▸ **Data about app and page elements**
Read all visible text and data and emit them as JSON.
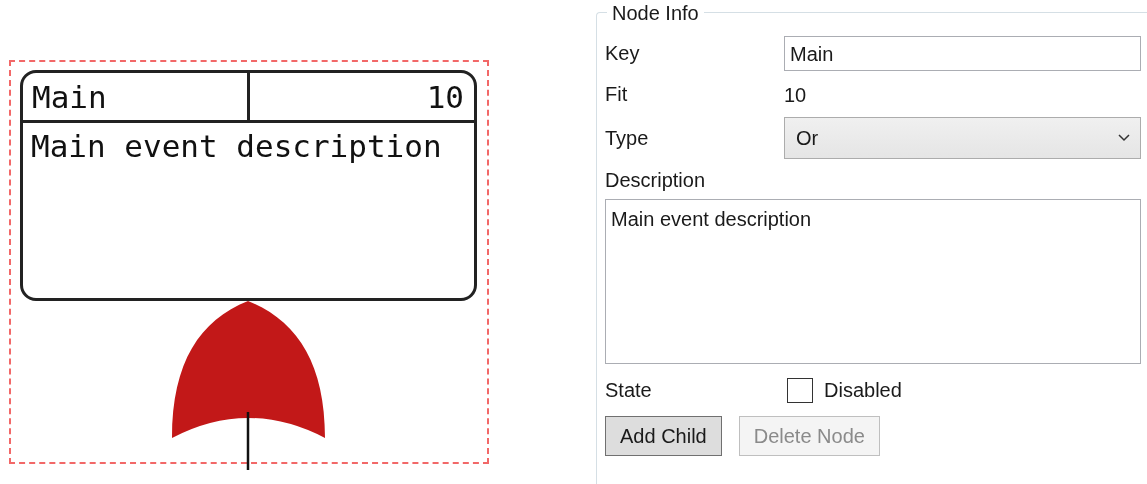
{
  "diagram": {
    "node": {
      "key": "Main",
      "fit": "10",
      "description": "Main event description",
      "selected": true,
      "gate": {
        "kind": "or"
      }
    }
  },
  "node_info": {
    "title": "Node Info",
    "fields": [
      {
        "kind": "text",
        "label": "Key",
        "value": "Main"
      },
      {
        "kind": "value",
        "label": "Fit",
        "value": "10"
      },
      {
        "kind": "select",
        "label": "Type",
        "value": "Or"
      },
      {
        "kind": "textarea",
        "label": "Description",
        "value": "Main event description"
      },
      {
        "kind": "checkbox",
        "label": "State",
        "option": "Disabled",
        "checked": false
      }
    ],
    "buttons": [
      {
        "label": "Add Child",
        "disabled": false
      },
      {
        "label": "Delete Node",
        "disabled": true
      }
    ]
  }
}
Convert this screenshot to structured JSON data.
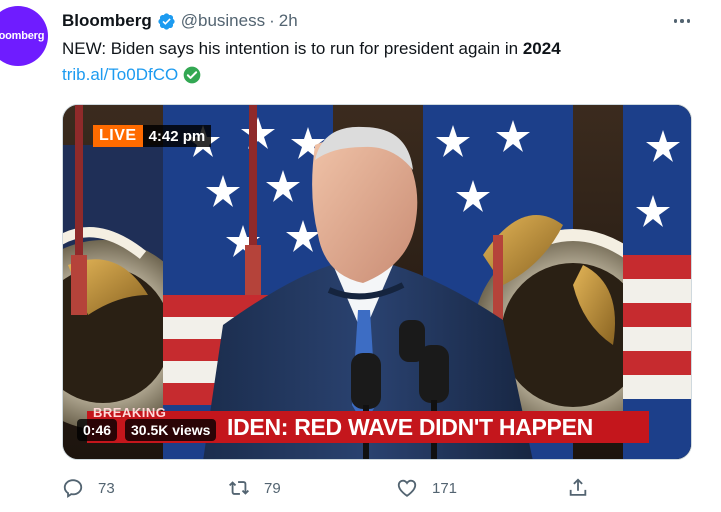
{
  "author": {
    "name": "Bloomberg",
    "handle": "@business",
    "separator": "·",
    "time": "2h",
    "avatar_text": "loomberg",
    "brand_color": "#6f1cff",
    "verified_icon": "verified-badge-icon"
  },
  "tweet": {
    "text_prefix": "NEW: Biden says his intention is to run for president again in ",
    "text_bold": "2024",
    "link": "trib.al/To0DfCO",
    "link_color": "#1d9bf0"
  },
  "media": {
    "live_label": "LIVE",
    "clock": "4:42 pm",
    "breaking_label": "BREAKING",
    "headline": "IDEN: RED WAVE DIDN'T HAPPEN",
    "duration": "0:46",
    "views": "30.5K views",
    "breaking_color": "#c4161c",
    "live_color": "#ff6b00"
  },
  "actions": {
    "replies": "73",
    "retweets": "79",
    "likes": "171",
    "reply_icon": "reply-icon",
    "retweet_icon": "retweet-icon",
    "like_icon": "heart-icon",
    "share_icon": "share-icon"
  }
}
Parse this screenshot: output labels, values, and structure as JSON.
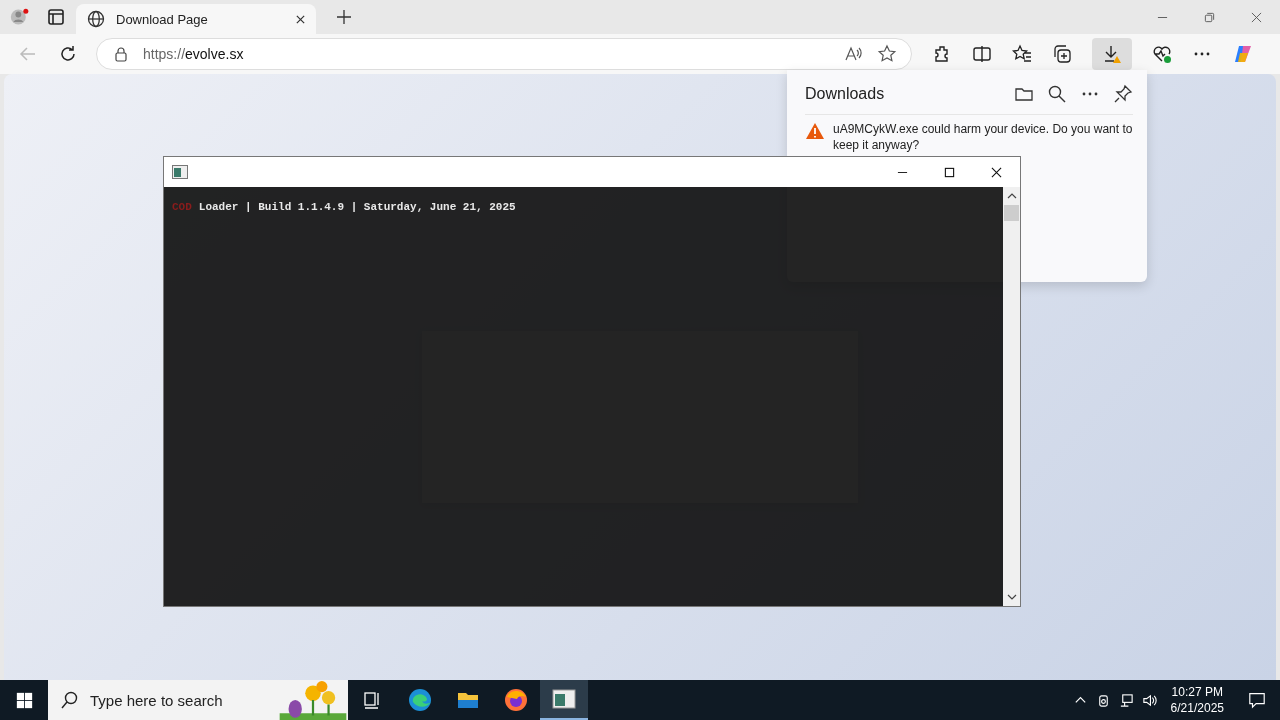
{
  "browser": {
    "tabs": [
      {
        "title": "Download Page",
        "selected": true
      }
    ],
    "url_scheme": "https://",
    "url_host": "evolve.sx"
  },
  "downloads": {
    "title": "Downloads",
    "warning": "uA9MCykW.exe could harm your device. Do you want to keep it anyway?"
  },
  "console": {
    "lines": [
      {
        "parts": [
          {
            "text": "COD",
            "color": "#8a1c1c"
          },
          {
            "text": "Loader | Build 1.1.4.9 | Saturday, June 21, 2025",
            "color": "#e8e8e8"
          }
        ]
      }
    ]
  },
  "taskbar": {
    "search_placeholder": "Type here to search",
    "apps": [
      {
        "kind": "edge",
        "selected": false
      },
      {
        "kind": "folder",
        "selected": false
      },
      {
        "kind": "firefox",
        "selected": false
      },
      {
        "kind": "console",
        "selected": true
      }
    ],
    "time": "10:27 PM",
    "date": "6/21/2025"
  }
}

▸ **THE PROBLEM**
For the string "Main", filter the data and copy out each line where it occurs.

▸ **ANSWER FOR THE TASK**
      "key": "Main",
      "description": "Main event description",
        "value": "Main"
        "value": "Main event description"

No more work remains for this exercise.